» Data for this exercise:
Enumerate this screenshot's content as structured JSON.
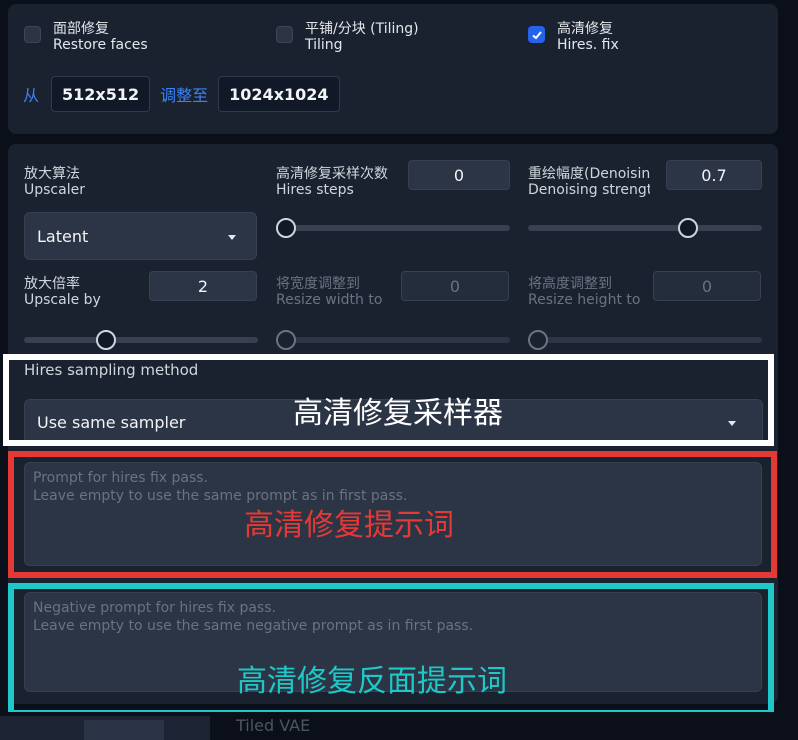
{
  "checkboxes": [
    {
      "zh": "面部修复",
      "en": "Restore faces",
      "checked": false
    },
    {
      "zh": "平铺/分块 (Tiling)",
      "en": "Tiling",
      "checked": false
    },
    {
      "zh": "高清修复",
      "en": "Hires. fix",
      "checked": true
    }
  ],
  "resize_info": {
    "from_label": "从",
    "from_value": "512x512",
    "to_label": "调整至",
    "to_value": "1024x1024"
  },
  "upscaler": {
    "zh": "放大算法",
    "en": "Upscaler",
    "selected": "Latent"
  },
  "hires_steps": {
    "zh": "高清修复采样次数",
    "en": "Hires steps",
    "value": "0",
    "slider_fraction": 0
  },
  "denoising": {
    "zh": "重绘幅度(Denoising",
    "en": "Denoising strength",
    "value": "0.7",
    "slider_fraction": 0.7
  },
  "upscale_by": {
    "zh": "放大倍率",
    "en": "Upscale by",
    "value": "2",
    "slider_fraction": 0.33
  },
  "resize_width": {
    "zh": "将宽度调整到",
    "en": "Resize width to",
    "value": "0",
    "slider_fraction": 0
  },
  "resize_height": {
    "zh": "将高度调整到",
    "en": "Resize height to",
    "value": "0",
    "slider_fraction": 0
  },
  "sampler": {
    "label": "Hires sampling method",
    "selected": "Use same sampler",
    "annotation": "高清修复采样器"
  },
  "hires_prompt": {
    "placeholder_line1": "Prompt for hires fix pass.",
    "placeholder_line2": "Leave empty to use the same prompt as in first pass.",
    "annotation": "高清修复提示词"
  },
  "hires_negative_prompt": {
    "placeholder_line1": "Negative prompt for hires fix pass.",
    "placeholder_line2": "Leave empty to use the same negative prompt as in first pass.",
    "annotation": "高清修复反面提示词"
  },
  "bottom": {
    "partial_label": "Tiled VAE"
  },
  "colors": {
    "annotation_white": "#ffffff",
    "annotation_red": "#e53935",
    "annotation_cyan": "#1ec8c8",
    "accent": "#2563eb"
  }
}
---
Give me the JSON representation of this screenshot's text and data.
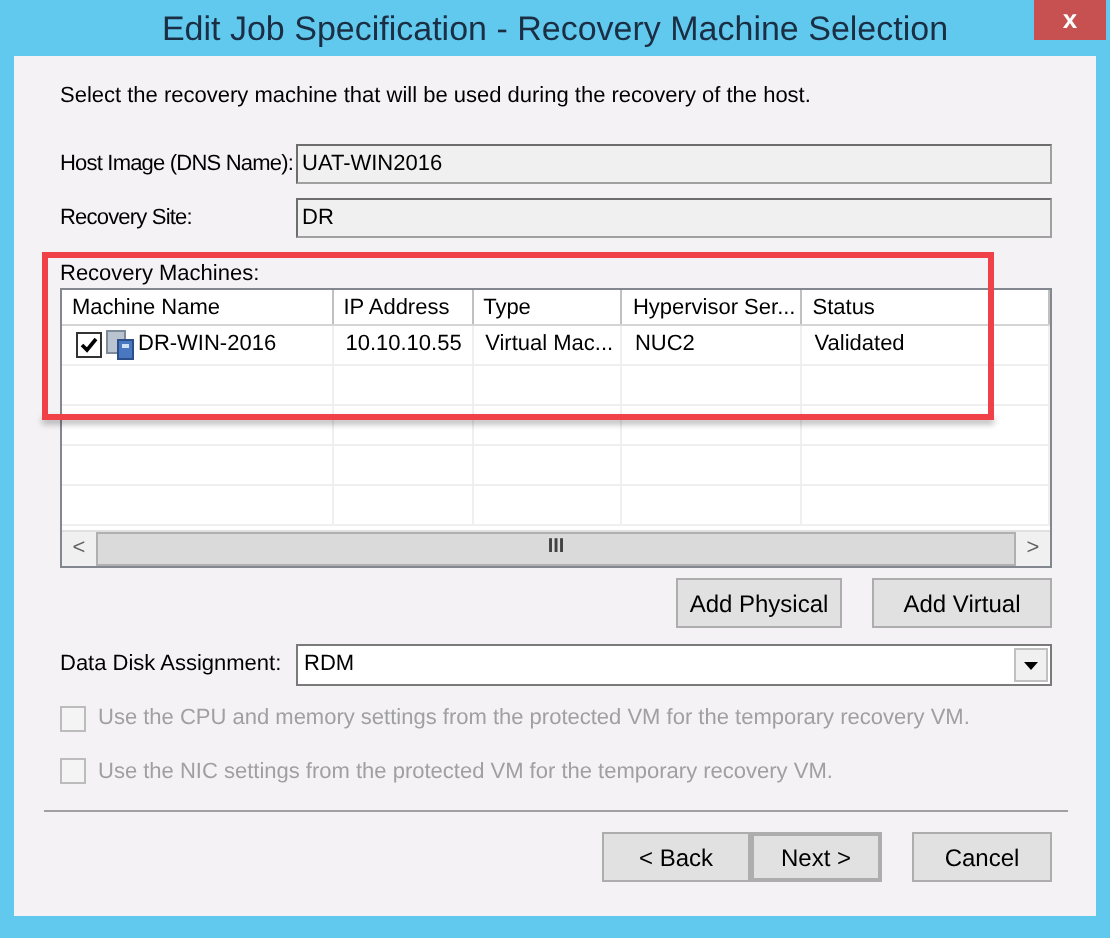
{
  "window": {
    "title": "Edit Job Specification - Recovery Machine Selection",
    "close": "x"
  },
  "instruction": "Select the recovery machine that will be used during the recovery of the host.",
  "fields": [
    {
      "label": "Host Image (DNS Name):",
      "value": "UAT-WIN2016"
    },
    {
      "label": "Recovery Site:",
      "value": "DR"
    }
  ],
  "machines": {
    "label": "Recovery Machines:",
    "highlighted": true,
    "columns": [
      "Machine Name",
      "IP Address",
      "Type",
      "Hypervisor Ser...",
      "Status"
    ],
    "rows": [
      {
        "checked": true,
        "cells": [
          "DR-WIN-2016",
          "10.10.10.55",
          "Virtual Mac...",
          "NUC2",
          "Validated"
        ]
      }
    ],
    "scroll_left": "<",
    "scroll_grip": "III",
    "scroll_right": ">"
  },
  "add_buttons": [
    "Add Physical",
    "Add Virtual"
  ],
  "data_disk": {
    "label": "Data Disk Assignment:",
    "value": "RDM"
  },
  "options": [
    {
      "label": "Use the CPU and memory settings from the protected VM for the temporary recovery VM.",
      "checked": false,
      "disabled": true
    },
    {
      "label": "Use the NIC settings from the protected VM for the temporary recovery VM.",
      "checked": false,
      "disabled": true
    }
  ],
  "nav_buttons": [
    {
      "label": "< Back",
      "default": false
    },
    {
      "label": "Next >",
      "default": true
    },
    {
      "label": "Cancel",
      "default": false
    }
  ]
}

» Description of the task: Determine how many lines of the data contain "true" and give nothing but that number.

» Solution below: 6